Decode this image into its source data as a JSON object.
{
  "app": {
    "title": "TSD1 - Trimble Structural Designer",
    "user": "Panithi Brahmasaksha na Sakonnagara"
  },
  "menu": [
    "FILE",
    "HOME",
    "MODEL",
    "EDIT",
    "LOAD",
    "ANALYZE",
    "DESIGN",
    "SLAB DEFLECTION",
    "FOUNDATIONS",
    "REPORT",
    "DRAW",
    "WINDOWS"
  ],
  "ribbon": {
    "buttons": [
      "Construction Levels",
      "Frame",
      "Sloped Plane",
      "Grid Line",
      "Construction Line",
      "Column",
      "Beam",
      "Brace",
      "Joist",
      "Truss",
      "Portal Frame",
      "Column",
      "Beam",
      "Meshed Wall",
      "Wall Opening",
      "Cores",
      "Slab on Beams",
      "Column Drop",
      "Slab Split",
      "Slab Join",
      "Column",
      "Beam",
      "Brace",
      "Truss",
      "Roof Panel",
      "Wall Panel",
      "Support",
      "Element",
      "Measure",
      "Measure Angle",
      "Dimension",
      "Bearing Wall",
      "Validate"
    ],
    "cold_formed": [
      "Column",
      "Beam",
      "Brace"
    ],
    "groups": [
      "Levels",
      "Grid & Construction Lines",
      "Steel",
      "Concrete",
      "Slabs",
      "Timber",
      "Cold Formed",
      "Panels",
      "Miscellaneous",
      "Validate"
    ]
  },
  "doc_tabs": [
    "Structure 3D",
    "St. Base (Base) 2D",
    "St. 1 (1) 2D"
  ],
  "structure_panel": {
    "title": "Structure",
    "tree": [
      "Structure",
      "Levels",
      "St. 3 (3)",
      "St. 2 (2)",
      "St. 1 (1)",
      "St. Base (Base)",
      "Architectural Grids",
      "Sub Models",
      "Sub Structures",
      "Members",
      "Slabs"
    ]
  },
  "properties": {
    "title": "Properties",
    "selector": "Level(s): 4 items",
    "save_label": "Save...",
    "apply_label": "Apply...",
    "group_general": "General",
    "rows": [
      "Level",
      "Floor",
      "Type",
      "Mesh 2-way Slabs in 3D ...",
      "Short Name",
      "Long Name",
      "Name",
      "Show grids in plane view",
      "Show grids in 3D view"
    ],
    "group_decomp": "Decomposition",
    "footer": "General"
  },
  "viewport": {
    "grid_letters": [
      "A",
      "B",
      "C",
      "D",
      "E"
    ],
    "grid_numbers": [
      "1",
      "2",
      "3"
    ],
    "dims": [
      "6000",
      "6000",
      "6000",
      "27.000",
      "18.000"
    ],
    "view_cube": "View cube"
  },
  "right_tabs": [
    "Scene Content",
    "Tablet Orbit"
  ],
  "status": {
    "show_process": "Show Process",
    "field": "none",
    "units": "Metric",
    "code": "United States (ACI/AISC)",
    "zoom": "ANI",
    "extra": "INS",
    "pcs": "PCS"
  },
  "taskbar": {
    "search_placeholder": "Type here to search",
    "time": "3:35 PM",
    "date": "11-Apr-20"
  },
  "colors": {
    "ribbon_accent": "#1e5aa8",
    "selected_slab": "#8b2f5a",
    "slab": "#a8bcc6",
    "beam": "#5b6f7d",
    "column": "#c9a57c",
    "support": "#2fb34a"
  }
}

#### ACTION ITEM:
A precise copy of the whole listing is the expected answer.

#### OUTPUT FOR THIS EXERCISE:
Decode this image into its source data as a JSON object.
{
  "app": {
    "title": "TSD1 - Trimble Structural Designer",
    "user": "Panithi Brahmasaksha na Sakonnagara"
  },
  "menu": [
    "FILE",
    "HOME",
    "MODEL",
    "EDIT",
    "LOAD",
    "ANALYZE",
    "DESIGN",
    "SLAB DEFLECTION",
    "FOUNDATIONS",
    "REPORT",
    "DRAW",
    "WINDOWS"
  ],
  "ribbon": {
    "buttons": [
      "Construction Levels",
      "Frame",
      "Sloped Plane",
      "Grid Line",
      "Construction Line",
      "Column",
      "Beam",
      "Brace",
      "Joist",
      "Truss",
      "Portal Frame",
      "Column",
      "Beam",
      "Meshed Wall",
      "Wall Opening",
      "Cores",
      "Slab on Beams",
      "Column Drop",
      "Slab Split",
      "Slab Join",
      "Column",
      "Beam",
      "Brace",
      "Truss",
      "Roof Panel",
      "Wall Panel",
      "Support",
      "Element",
      "Measure",
      "Measure Angle",
      "Dimension",
      "Bearing Wall",
      "Validate"
    ],
    "cold_formed": [
      "Column",
      "Beam",
      "Brace"
    ],
    "groups": [
      "Levels",
      "Grid & Construction Lines",
      "Steel",
      "Concrete",
      "Slabs",
      "Timber",
      "Cold Formed",
      "Panels",
      "Miscellaneous",
      "Validate"
    ]
  },
  "doc_tabs": [
    "Structure 3D",
    "St. Base (Base) 2D",
    "St. 1 (1) 2D"
  ],
  "structure_panel": {
    "title": "Structure",
    "tree": [
      "Structure",
      "Levels",
      "St. 3 (3)",
      "St. 2 (2)",
      "St. 1 (1)",
      "St. Base (Base)",
      "Architectural Grids",
      "Sub Models",
      "Sub Structures",
      "Members",
      "Slabs"
    ]
  },
  "properties": {
    "title": "Properties",
    "selector": "Level(s): 4 items",
    "save_label": "Save...",
    "apply_label": "Apply...",
    "group_general": "General",
    "rows": [
      "Level",
      "Floor",
      "Type",
      "Mesh 2-way Slabs in 3D ...",
      "Short Name",
      "Long Name",
      "Name",
      "Show grids in plane view",
      "Show grids in 3D view"
    ],
    "group_decomp": "Decomposition",
    "footer": "General"
  },
  "viewport": {
    "grid_letters": [
      "A",
      "B",
      "C",
      "D",
      "E"
    ],
    "grid_numbers": [
      "1",
      "2",
      "3"
    ],
    "dims": [
      "6000",
      "6000",
      "6000",
      "27.000",
      "18.000"
    ],
    "view_cube": "View cube"
  },
  "right_tabs": [
    "Scene Content",
    "Tablet Orbit"
  ],
  "status": {
    "show_process": "Show Process",
    "field": "none",
    "units": "Metric",
    "code": "United States (ACI/AISC)",
    "zoom": "ANI",
    "extra": "INS",
    "pcs": "PCS"
  },
  "taskbar": {
    "search_placeholder": "Type here to search",
    "time": "3:35 PM",
    "date": "11-Apr-20"
  },
  "colors": {
    "ribbon_accent": "#1e5aa8",
    "selected_slab": "#8b2f5a",
    "slab": "#a8bcc6",
    "beam": "#5b6f7d",
    "column": "#c9a57c",
    "support": "#2fb34a"
  }
}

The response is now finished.